**Exercise data**:
○ ○ ○ ○

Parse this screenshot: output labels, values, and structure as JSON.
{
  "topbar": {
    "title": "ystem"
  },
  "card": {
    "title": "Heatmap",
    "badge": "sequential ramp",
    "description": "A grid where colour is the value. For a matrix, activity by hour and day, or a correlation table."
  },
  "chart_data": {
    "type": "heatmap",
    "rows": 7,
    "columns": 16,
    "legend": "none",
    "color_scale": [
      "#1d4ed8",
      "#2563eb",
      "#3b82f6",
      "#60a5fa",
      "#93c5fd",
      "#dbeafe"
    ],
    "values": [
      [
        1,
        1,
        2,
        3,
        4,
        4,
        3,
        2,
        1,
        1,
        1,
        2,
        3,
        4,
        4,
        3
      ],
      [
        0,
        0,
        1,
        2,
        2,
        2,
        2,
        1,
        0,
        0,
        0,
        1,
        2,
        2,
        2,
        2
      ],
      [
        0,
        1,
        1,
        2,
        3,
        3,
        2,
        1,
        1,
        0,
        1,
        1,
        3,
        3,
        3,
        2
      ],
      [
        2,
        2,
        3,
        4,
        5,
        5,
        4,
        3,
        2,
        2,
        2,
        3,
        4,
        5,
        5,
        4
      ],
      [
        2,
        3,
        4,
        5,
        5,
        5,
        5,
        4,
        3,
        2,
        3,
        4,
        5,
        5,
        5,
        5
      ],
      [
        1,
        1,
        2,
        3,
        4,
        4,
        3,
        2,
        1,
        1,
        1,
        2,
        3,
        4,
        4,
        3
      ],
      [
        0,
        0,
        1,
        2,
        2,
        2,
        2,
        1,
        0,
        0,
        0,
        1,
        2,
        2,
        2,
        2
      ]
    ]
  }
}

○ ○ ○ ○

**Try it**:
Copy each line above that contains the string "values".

**Reply**:
Parse this screenshot: output labels, values, and structure as JSON.
    "values": [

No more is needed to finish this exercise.